Summary: Fear and Trembling / Kierkegaard - Problem II - part 2

The paradox of faith (described in part 1 of the summary) is for Kierkegaard beyond mediation and beyond Dialectical resolution. The Paradox also leaves the individual in a solitary state since he cannot appeal to the external ethical. "Faith is this paradox, and the individual absolutely cannot make himself intelligible to anybody (Fear and Trembling, p.120)". This is another level of the paradox of Abraham who does something completely selfish for himself which is at the same time completely selfless in relation to the absolute. The knight of faith has to carry alone this paradox as a burden all the long way to Mount Moriah. "only the individual becomes a knight of faith as the particular individual, and this is the greatness of this knighthood" (Ibid).

Kierkegaard quotes Luke 14:26 ("If anyone comes to me and does not hate father and mother, wife and children, brothers and sisters—yes, even their own life—such a person cannot be my disciple") and says that commentary which tries to avoid the harshness of these words fails to understand their meaning. For Kierkegaard only he who literally follows this passage can erect a building of faith. Kierkegaard explains that "The absolute duty may cause one to do what ethics would forbid, but by no means can it cause the knight of faith to cease to Love" (Fear and Trembling, p.122). What seems on the outside as Abraham hating Isaac is in fact Abraham loving him even more, otherwise there would be no sacrifice. The sacrifice is the paradox between Abraham's love for Isaac and his love for God. This cannot be understood by bystanders, who will only see Abraham as a murderer.

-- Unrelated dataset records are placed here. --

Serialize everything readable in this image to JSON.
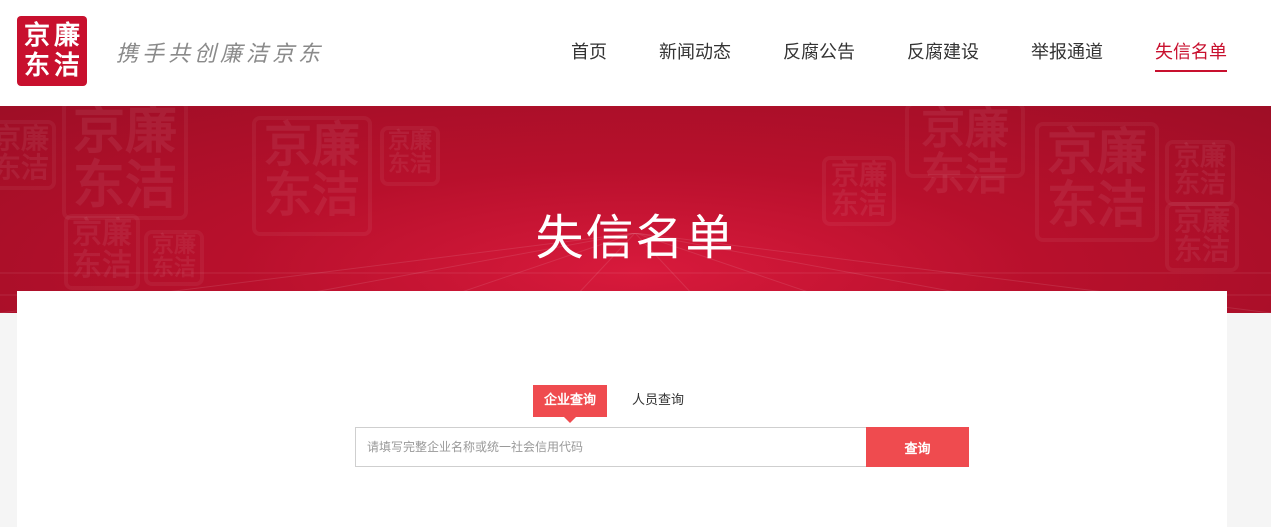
{
  "logo": {
    "chars": [
      "京",
      "廉",
      "东",
      "洁"
    ]
  },
  "slogan": "携手共创廉洁京东",
  "nav": {
    "items": [
      {
        "label": "首页",
        "active": false
      },
      {
        "label": "新闻动态",
        "active": false
      },
      {
        "label": "反腐公告",
        "active": false
      },
      {
        "label": "反腐建设",
        "active": false
      },
      {
        "label": "举报通道",
        "active": false
      },
      {
        "label": "失信名单",
        "active": true
      }
    ]
  },
  "banner": {
    "title": "失信名单"
  },
  "search": {
    "tabs": [
      {
        "label": "企业查询",
        "active": true
      },
      {
        "label": "人员查询",
        "active": false
      }
    ],
    "placeholder": "请填写完整企业名称或统一社会信用代码",
    "value": "",
    "button_label": "查询"
  },
  "colors": {
    "brand": "#c8102e",
    "accent": "#ef4b4f"
  }
}
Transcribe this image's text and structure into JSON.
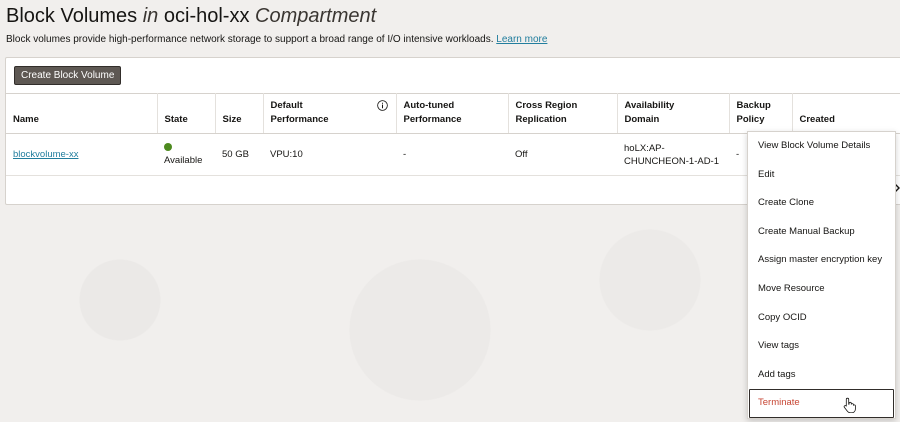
{
  "header": {
    "title_main": "Block Volumes",
    "title_in": "in",
    "title_compartment": "oci-hol-xx",
    "title_suffix": "Compartment",
    "description": "Block volumes provide high-performance network storage to support a broad range of I/O intensive workloads.",
    "learn_more": "Learn more"
  },
  "toolbar": {
    "create_label": "Create Block Volume"
  },
  "table": {
    "columns": [
      [
        "Name"
      ],
      [
        "State"
      ],
      [
        "Size"
      ],
      [
        "Default",
        "Performance"
      ],
      [
        "Auto-tuned",
        "Performance"
      ],
      [
        "Cross Region",
        "Replication"
      ],
      [
        "Availability",
        "Domain"
      ],
      [
        "Backup",
        "Policy"
      ],
      [
        "Created"
      ]
    ],
    "rows": [
      {
        "name": "blockvolume-xx",
        "state": "Available",
        "size": "50 GB",
        "default_performance": "VPU:10",
        "auto_tuned": "-",
        "cross_region": "Off",
        "availability_domain": [
          "hoLX:AP-",
          "CHUNCHEON-1-AD-1"
        ],
        "backup_policy": "-",
        "created": ""
      }
    ]
  },
  "menu": {
    "items": [
      "View Block Volume Details",
      "Edit",
      "Create Clone",
      "Create Manual Backup",
      "Assign master encryption key",
      "Move Resource",
      "Copy OCID",
      "View tags",
      "Add tags",
      "Terminate"
    ]
  },
  "colors": {
    "link": "#227e9e",
    "available": "#4d8a1f",
    "danger": "#c74634",
    "button_bg": "#5e5853"
  }
}
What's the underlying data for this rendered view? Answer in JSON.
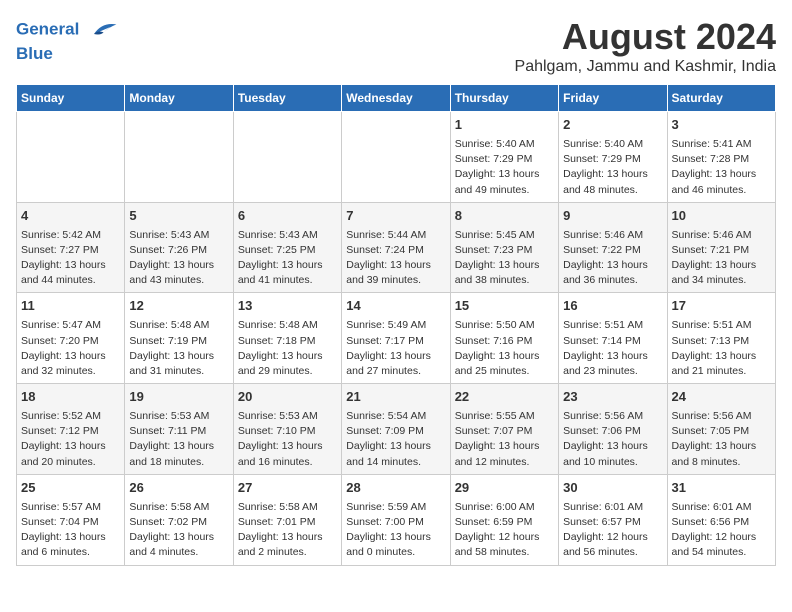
{
  "header": {
    "logo_line1": "General",
    "logo_line2": "Blue",
    "title": "August 2024",
    "subtitle": "Pahlgam, Jammu and Kashmir, India"
  },
  "days_of_week": [
    "Sunday",
    "Monday",
    "Tuesday",
    "Wednesday",
    "Thursday",
    "Friday",
    "Saturday"
  ],
  "weeks": [
    [
      {
        "day": "",
        "content": ""
      },
      {
        "day": "",
        "content": ""
      },
      {
        "day": "",
        "content": ""
      },
      {
        "day": "",
        "content": ""
      },
      {
        "day": "1",
        "content": "Sunrise: 5:40 AM\nSunset: 7:29 PM\nDaylight: 13 hours\nand 49 minutes."
      },
      {
        "day": "2",
        "content": "Sunrise: 5:40 AM\nSunset: 7:29 PM\nDaylight: 13 hours\nand 48 minutes."
      },
      {
        "day": "3",
        "content": "Sunrise: 5:41 AM\nSunset: 7:28 PM\nDaylight: 13 hours\nand 46 minutes."
      }
    ],
    [
      {
        "day": "4",
        "content": "Sunrise: 5:42 AM\nSunset: 7:27 PM\nDaylight: 13 hours\nand 44 minutes."
      },
      {
        "day": "5",
        "content": "Sunrise: 5:43 AM\nSunset: 7:26 PM\nDaylight: 13 hours\nand 43 minutes."
      },
      {
        "day": "6",
        "content": "Sunrise: 5:43 AM\nSunset: 7:25 PM\nDaylight: 13 hours\nand 41 minutes."
      },
      {
        "day": "7",
        "content": "Sunrise: 5:44 AM\nSunset: 7:24 PM\nDaylight: 13 hours\nand 39 minutes."
      },
      {
        "day": "8",
        "content": "Sunrise: 5:45 AM\nSunset: 7:23 PM\nDaylight: 13 hours\nand 38 minutes."
      },
      {
        "day": "9",
        "content": "Sunrise: 5:46 AM\nSunset: 7:22 PM\nDaylight: 13 hours\nand 36 minutes."
      },
      {
        "day": "10",
        "content": "Sunrise: 5:46 AM\nSunset: 7:21 PM\nDaylight: 13 hours\nand 34 minutes."
      }
    ],
    [
      {
        "day": "11",
        "content": "Sunrise: 5:47 AM\nSunset: 7:20 PM\nDaylight: 13 hours\nand 32 minutes."
      },
      {
        "day": "12",
        "content": "Sunrise: 5:48 AM\nSunset: 7:19 PM\nDaylight: 13 hours\nand 31 minutes."
      },
      {
        "day": "13",
        "content": "Sunrise: 5:48 AM\nSunset: 7:18 PM\nDaylight: 13 hours\nand 29 minutes."
      },
      {
        "day": "14",
        "content": "Sunrise: 5:49 AM\nSunset: 7:17 PM\nDaylight: 13 hours\nand 27 minutes."
      },
      {
        "day": "15",
        "content": "Sunrise: 5:50 AM\nSunset: 7:16 PM\nDaylight: 13 hours\nand 25 minutes."
      },
      {
        "day": "16",
        "content": "Sunrise: 5:51 AM\nSunset: 7:14 PM\nDaylight: 13 hours\nand 23 minutes."
      },
      {
        "day": "17",
        "content": "Sunrise: 5:51 AM\nSunset: 7:13 PM\nDaylight: 13 hours\nand 21 minutes."
      }
    ],
    [
      {
        "day": "18",
        "content": "Sunrise: 5:52 AM\nSunset: 7:12 PM\nDaylight: 13 hours\nand 20 minutes."
      },
      {
        "day": "19",
        "content": "Sunrise: 5:53 AM\nSunset: 7:11 PM\nDaylight: 13 hours\nand 18 minutes."
      },
      {
        "day": "20",
        "content": "Sunrise: 5:53 AM\nSunset: 7:10 PM\nDaylight: 13 hours\nand 16 minutes."
      },
      {
        "day": "21",
        "content": "Sunrise: 5:54 AM\nSunset: 7:09 PM\nDaylight: 13 hours\nand 14 minutes."
      },
      {
        "day": "22",
        "content": "Sunrise: 5:55 AM\nSunset: 7:07 PM\nDaylight: 13 hours\nand 12 minutes."
      },
      {
        "day": "23",
        "content": "Sunrise: 5:56 AM\nSunset: 7:06 PM\nDaylight: 13 hours\nand 10 minutes."
      },
      {
        "day": "24",
        "content": "Sunrise: 5:56 AM\nSunset: 7:05 PM\nDaylight: 13 hours\nand 8 minutes."
      }
    ],
    [
      {
        "day": "25",
        "content": "Sunrise: 5:57 AM\nSunset: 7:04 PM\nDaylight: 13 hours\nand 6 minutes."
      },
      {
        "day": "26",
        "content": "Sunrise: 5:58 AM\nSunset: 7:02 PM\nDaylight: 13 hours\nand 4 minutes."
      },
      {
        "day": "27",
        "content": "Sunrise: 5:58 AM\nSunset: 7:01 PM\nDaylight: 13 hours\nand 2 minutes."
      },
      {
        "day": "28",
        "content": "Sunrise: 5:59 AM\nSunset: 7:00 PM\nDaylight: 13 hours\nand 0 minutes."
      },
      {
        "day": "29",
        "content": "Sunrise: 6:00 AM\nSunset: 6:59 PM\nDaylight: 12 hours\nand 58 minutes."
      },
      {
        "day": "30",
        "content": "Sunrise: 6:01 AM\nSunset: 6:57 PM\nDaylight: 12 hours\nand 56 minutes."
      },
      {
        "day": "31",
        "content": "Sunrise: 6:01 AM\nSunset: 6:56 PM\nDaylight: 12 hours\nand 54 minutes."
      }
    ]
  ]
}
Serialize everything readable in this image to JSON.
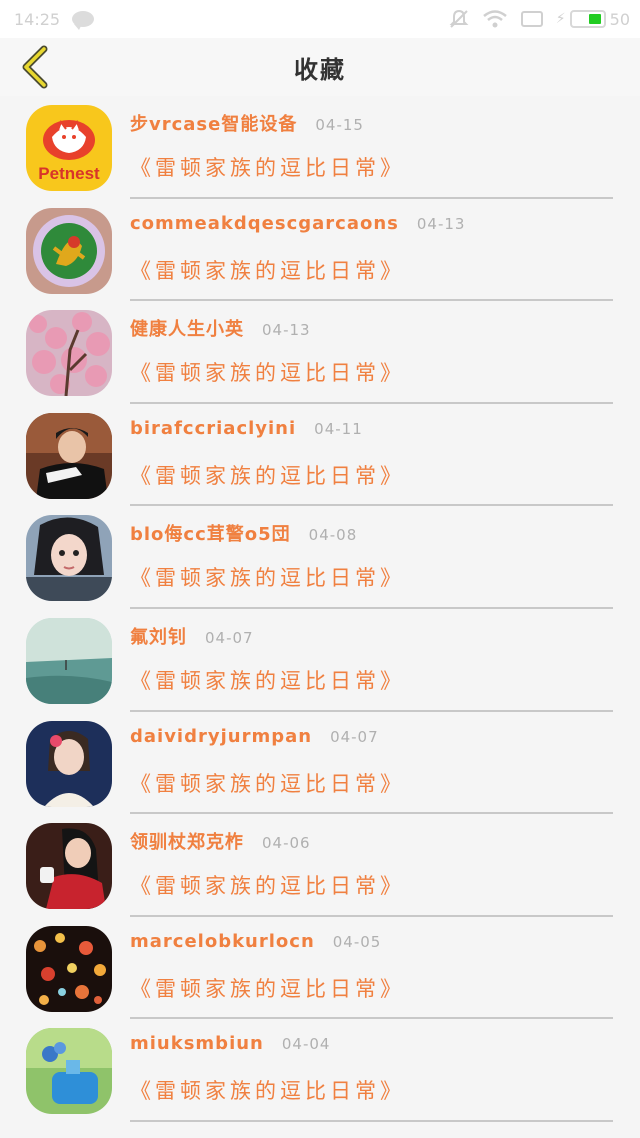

Being the knight of faith has to break beyond the ethical and cannot stay within it, since such a paradoxical command like the one Abraham received cannot be mandated by law (like the church, which is a mediating function). This once again means for Kierkegaard that the knight of faith is solitary in his existence (and not by loving others less, on the contrary). And solitude for Kierkegaard is a harsh business which requires rare courage since he who knows the great " knows its terror–and apart from the terror one does not know the great at all" (Fear and Trembling, p.124).    

Back to the main summary of Fear and Trembling
or by chapter:
Eulogy on Abraham
Preliminary Expectoration
Problem I
Problem II
Problem III